**Task:** If a line in the records below contains "author", copy that line.

○ ○ ○ ○ ○ ○ ○

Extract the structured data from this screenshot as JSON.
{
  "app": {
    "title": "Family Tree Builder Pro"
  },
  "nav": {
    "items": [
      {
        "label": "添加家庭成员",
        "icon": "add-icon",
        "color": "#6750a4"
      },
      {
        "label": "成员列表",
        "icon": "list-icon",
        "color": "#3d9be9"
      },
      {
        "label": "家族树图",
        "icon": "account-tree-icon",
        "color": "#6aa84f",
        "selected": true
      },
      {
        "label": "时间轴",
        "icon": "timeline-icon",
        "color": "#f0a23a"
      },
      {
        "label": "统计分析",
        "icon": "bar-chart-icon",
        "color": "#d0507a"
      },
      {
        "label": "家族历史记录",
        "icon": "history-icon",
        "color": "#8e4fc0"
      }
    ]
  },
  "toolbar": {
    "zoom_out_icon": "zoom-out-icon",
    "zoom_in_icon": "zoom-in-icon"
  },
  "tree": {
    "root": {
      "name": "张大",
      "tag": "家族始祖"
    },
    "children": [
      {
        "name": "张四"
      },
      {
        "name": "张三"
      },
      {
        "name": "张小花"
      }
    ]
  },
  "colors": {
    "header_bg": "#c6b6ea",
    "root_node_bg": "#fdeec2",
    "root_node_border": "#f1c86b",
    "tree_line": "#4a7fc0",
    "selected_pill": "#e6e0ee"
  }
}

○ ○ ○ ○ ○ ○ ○

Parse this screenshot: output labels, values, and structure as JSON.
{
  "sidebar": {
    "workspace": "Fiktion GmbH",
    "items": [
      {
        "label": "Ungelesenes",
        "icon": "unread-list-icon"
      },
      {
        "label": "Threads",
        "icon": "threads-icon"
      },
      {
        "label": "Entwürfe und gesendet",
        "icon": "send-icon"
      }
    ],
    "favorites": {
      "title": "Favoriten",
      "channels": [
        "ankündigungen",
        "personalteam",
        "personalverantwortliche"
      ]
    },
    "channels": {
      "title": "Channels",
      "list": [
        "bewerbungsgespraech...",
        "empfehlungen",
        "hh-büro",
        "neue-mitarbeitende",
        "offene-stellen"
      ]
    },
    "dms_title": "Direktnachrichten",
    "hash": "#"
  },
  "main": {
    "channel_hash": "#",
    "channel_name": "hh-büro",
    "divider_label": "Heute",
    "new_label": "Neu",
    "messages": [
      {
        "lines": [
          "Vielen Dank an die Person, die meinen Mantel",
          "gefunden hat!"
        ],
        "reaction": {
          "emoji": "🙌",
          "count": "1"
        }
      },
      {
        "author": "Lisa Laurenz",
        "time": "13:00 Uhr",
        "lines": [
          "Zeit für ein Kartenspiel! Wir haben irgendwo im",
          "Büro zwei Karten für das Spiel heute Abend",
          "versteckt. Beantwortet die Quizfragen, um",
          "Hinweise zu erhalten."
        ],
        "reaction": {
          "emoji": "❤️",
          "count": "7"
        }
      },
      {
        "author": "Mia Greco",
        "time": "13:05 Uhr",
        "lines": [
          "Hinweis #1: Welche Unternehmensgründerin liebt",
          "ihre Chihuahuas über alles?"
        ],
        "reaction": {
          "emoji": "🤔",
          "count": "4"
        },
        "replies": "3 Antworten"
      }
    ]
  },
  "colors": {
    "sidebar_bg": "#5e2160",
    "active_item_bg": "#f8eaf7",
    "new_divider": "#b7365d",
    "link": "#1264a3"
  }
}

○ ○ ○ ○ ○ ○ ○

**Your response:**
        "author": "Lisa Laurenz",
        "author": "Mia Greco",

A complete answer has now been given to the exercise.